_Records provided_
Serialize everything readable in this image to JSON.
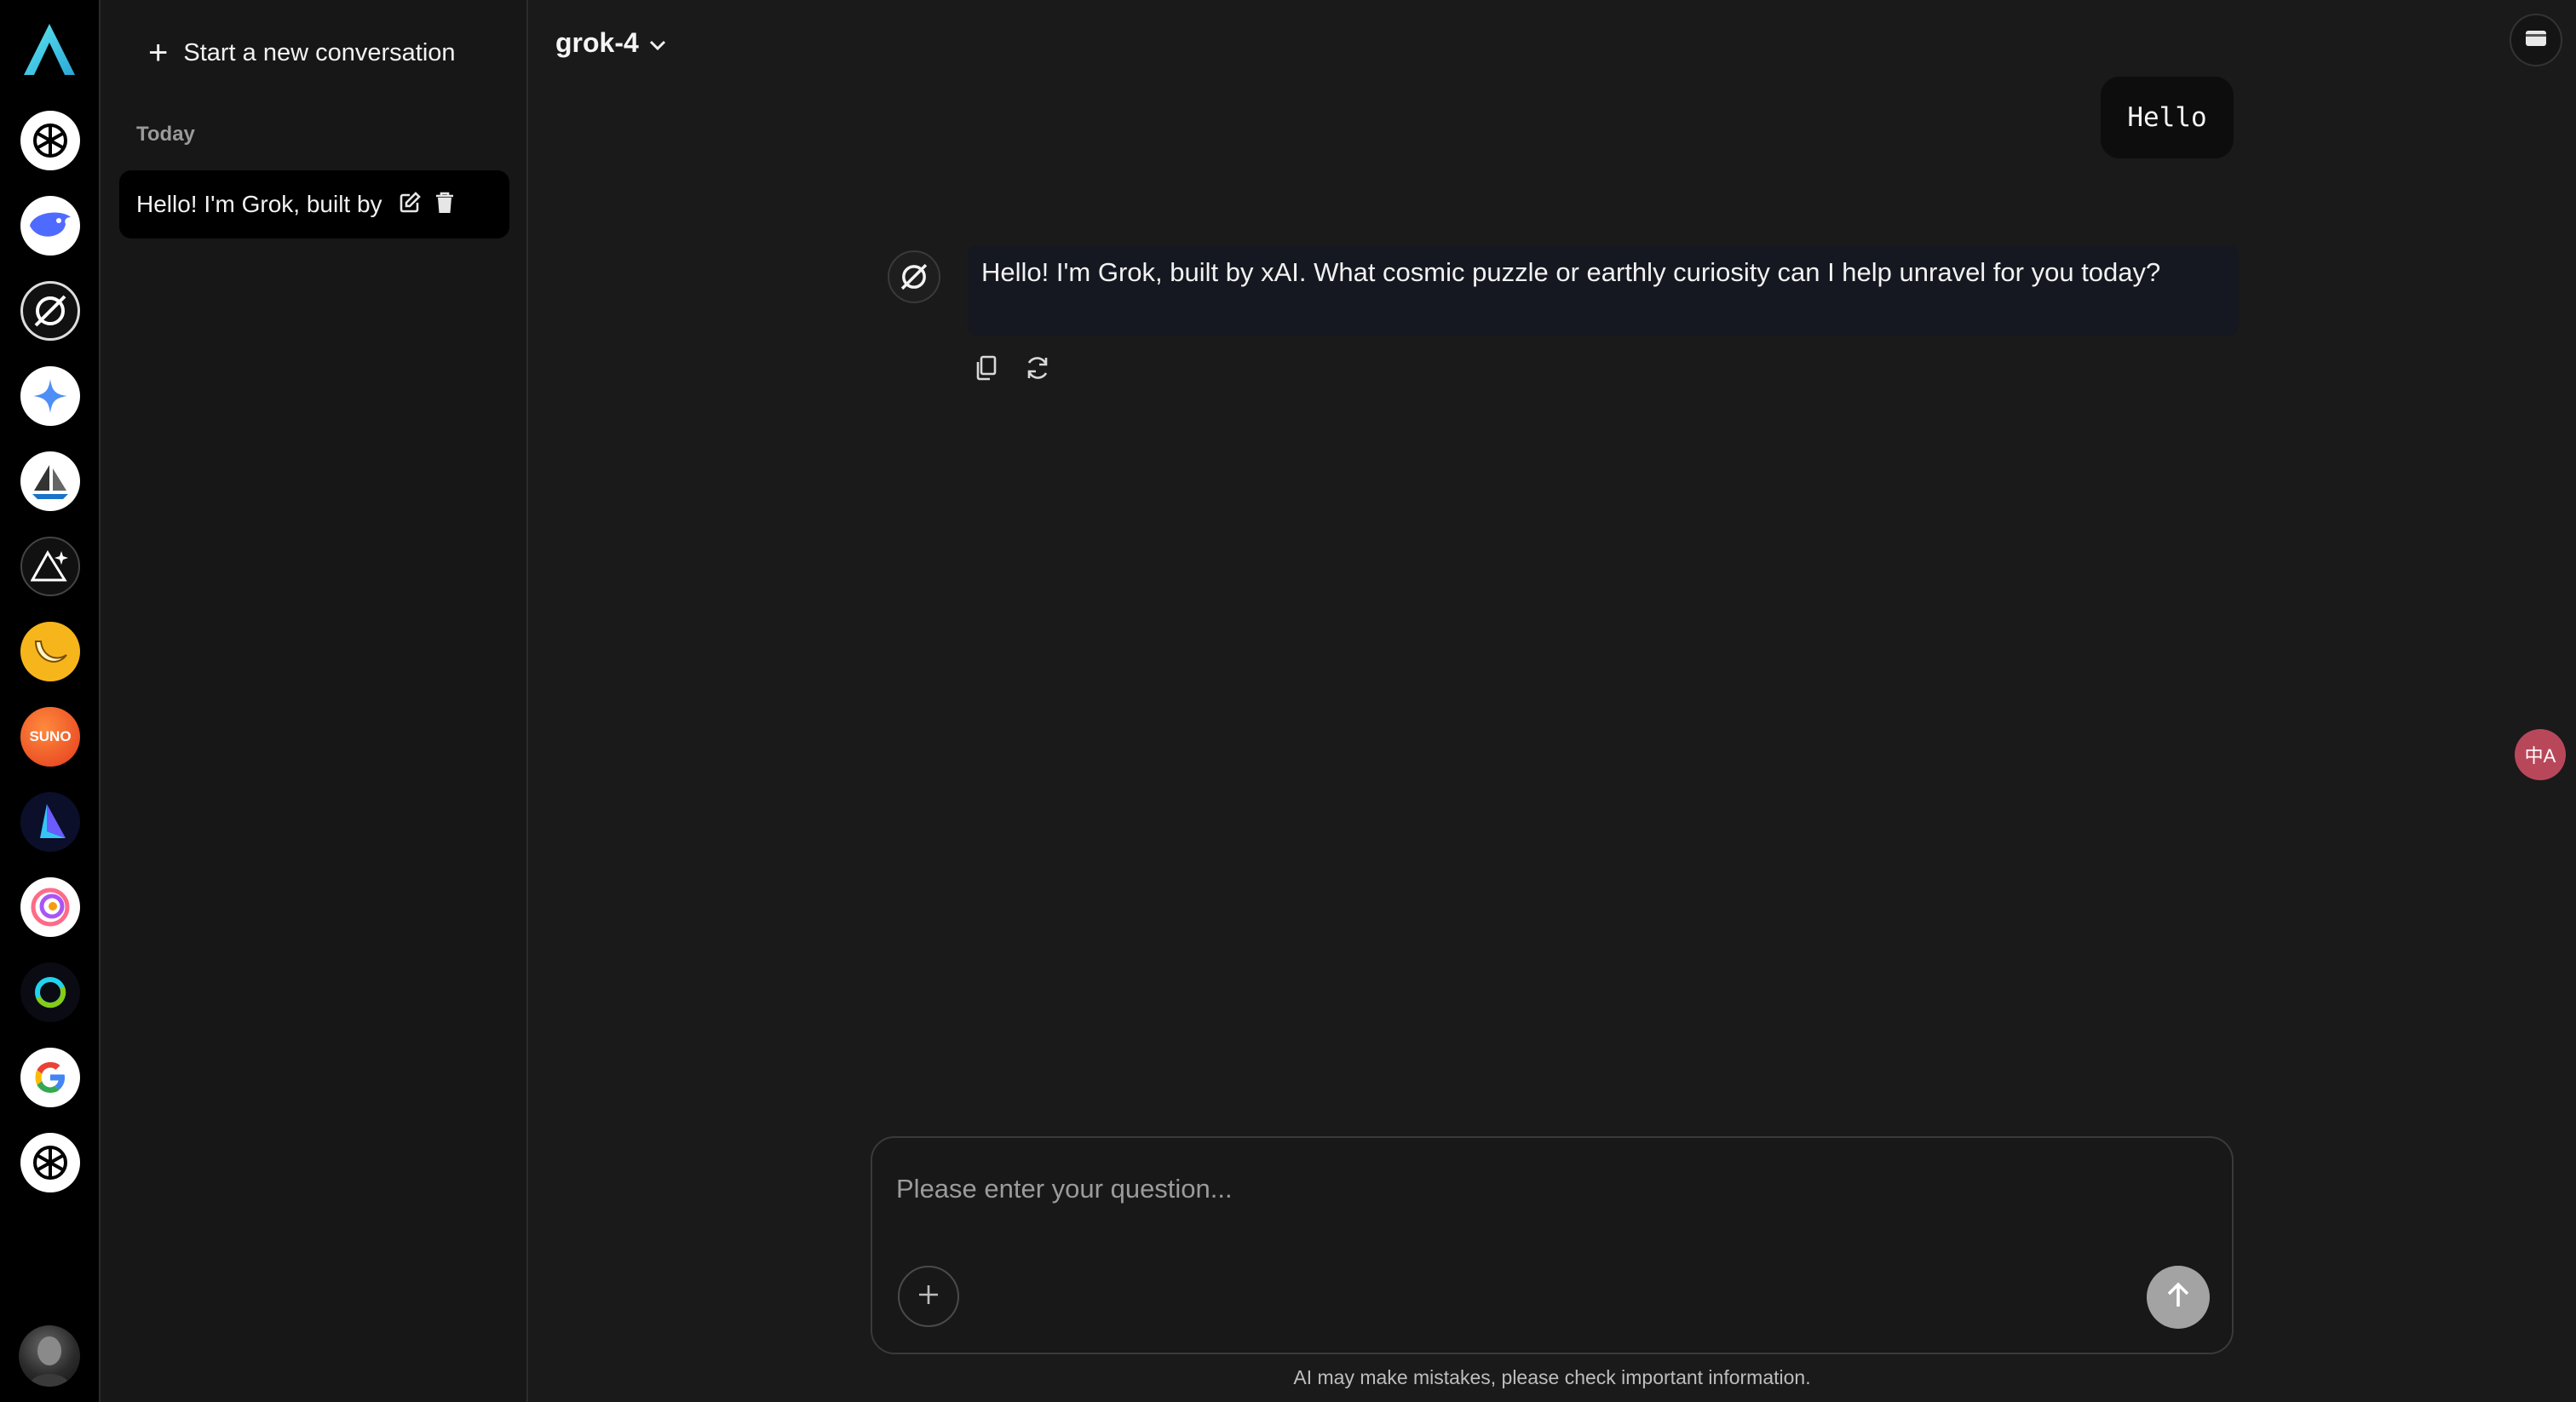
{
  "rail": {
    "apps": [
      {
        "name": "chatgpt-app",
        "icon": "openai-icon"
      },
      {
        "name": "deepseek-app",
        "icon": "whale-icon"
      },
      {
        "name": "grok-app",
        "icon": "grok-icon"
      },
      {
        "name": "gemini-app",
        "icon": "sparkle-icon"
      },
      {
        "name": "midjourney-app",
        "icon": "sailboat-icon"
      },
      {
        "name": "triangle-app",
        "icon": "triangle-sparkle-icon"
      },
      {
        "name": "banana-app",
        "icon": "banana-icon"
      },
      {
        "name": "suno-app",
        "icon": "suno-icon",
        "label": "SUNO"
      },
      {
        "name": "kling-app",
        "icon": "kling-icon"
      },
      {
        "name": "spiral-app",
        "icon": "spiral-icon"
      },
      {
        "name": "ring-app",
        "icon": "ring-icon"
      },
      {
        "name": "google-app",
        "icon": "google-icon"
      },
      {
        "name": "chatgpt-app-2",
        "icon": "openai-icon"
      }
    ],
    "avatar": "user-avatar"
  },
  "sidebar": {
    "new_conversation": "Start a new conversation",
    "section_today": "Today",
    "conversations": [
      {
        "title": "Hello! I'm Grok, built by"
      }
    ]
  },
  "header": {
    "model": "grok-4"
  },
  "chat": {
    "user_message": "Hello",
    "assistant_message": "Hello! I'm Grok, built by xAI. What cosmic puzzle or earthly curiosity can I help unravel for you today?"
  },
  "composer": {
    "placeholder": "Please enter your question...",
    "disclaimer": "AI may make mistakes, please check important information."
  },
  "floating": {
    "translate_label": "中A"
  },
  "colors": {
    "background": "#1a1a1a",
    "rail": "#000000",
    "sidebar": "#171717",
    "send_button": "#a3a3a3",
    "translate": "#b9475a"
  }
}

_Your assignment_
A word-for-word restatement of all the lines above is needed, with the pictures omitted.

_Answer area_
Serialize everything readable in this image to JSON.
{
  "rail": {
    "apps": [
      {
        "name": "chatgpt-app",
        "icon": "openai-icon"
      },
      {
        "name": "deepseek-app",
        "icon": "whale-icon"
      },
      {
        "name": "grok-app",
        "icon": "grok-icon"
      },
      {
        "name": "gemini-app",
        "icon": "sparkle-icon"
      },
      {
        "name": "midjourney-app",
        "icon": "sailboat-icon"
      },
      {
        "name": "triangle-app",
        "icon": "triangle-sparkle-icon"
      },
      {
        "name": "banana-app",
        "icon": "banana-icon"
      },
      {
        "name": "suno-app",
        "icon": "suno-icon",
        "label": "SUNO"
      },
      {
        "name": "kling-app",
        "icon": "kling-icon"
      },
      {
        "name": "spiral-app",
        "icon": "spiral-icon"
      },
      {
        "name": "ring-app",
        "icon": "ring-icon"
      },
      {
        "name": "google-app",
        "icon": "google-icon"
      },
      {
        "name": "chatgpt-app-2",
        "icon": "openai-icon"
      }
    ],
    "avatar": "user-avatar"
  },
  "sidebar": {
    "new_conversation": "Start a new conversation",
    "section_today": "Today",
    "conversations": [
      {
        "title": "Hello! I'm Grok, built by"
      }
    ]
  },
  "header": {
    "model": "grok-4"
  },
  "chat": {
    "user_message": "Hello",
    "assistant_message": "Hello! I'm Grok, built by xAI. What cosmic puzzle or earthly curiosity can I help unravel for you today?"
  },
  "composer": {
    "placeholder": "Please enter your question...",
    "disclaimer": "AI may make mistakes, please check important information."
  },
  "floating": {
    "translate_label": "中A"
  },
  "colors": {
    "background": "#1a1a1a",
    "rail": "#000000",
    "sidebar": "#171717",
    "send_button": "#a3a3a3",
    "translate": "#b9475a"
  }
}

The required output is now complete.